To disable a user account, edit, as root, the ``/etc/shadow'' file (assuming you're using shadow passwords; if not, edit the ``/etc/passwd'' file instead), and replace the password (which is stored in its encrypted form) with a ``*'' asterisk character. All Unix passwords, regardless of length (up to a maximum of 8 characters), are stored in the password file as encrypted strings of 13 characters. Therefore, by replacing the password with a single ``*'' character, it is impossible for the user to sign in.
Note: This method will require you to assign a new password to the user if you re-enable the account, since the encrypted password field will have been replaced. One solution to this which seems to be popular among system administrators is to simply prefix the ``*'' asterisk character in front of the encrypted password to disable the account, and simply removing the asterisk to enable it.

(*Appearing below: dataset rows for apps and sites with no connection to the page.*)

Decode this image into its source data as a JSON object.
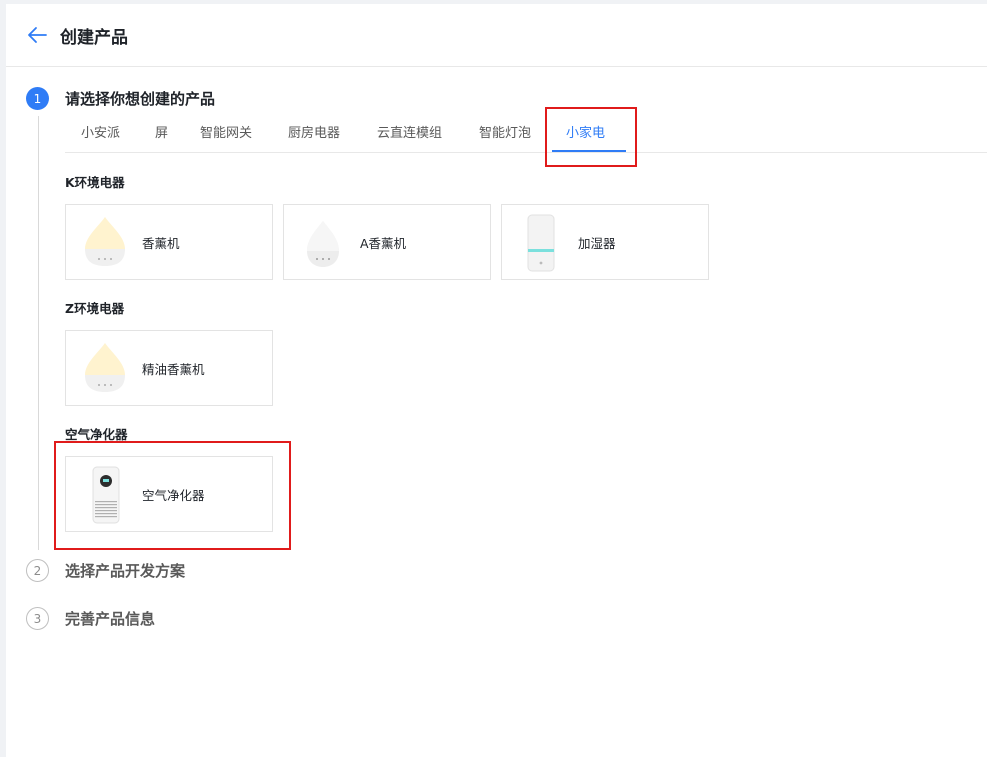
{
  "header": {
    "title": "创建产品",
    "back_icon": "arrow-left-icon"
  },
  "steps": [
    {
      "number": "1",
      "label": "请选择你想创建的产品",
      "state": "active"
    },
    {
      "number": "2",
      "label": "选择产品开发方案",
      "state": "pending"
    },
    {
      "number": "3",
      "label": "完善产品信息",
      "state": "pending"
    }
  ],
  "tabs": [
    {
      "label": "小安派"
    },
    {
      "label": "屏"
    },
    {
      "label": "智能网关"
    },
    {
      "label": "厨房电器"
    },
    {
      "label": "云直连模组"
    },
    {
      "label": "智能灯泡"
    },
    {
      "label": "小家电",
      "active": true
    }
  ],
  "sections": [
    {
      "title": "K环境电器",
      "cards": [
        {
          "name": "香薰机",
          "icon": "aroma-diffuser-icon"
        },
        {
          "name": "A香薰机",
          "icon": "aroma-diffuser-icon"
        },
        {
          "name": "加湿器",
          "icon": "humidifier-icon"
        }
      ]
    },
    {
      "title": "Z环境电器",
      "cards": [
        {
          "name": "精油香薰机",
          "icon": "aroma-diffuser-icon"
        }
      ]
    },
    {
      "title": "空气净化器",
      "cards": [
        {
          "name": "空气净化器",
          "icon": "air-purifier-icon"
        }
      ]
    }
  ],
  "colors": {
    "accent": "#2f7cf6",
    "highlight": "#e01b1b"
  }
}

For more information on the ``/etc/passwd'' and ``/etc/shadow'' files, see the section called Linux Password & Shadow File Formats below.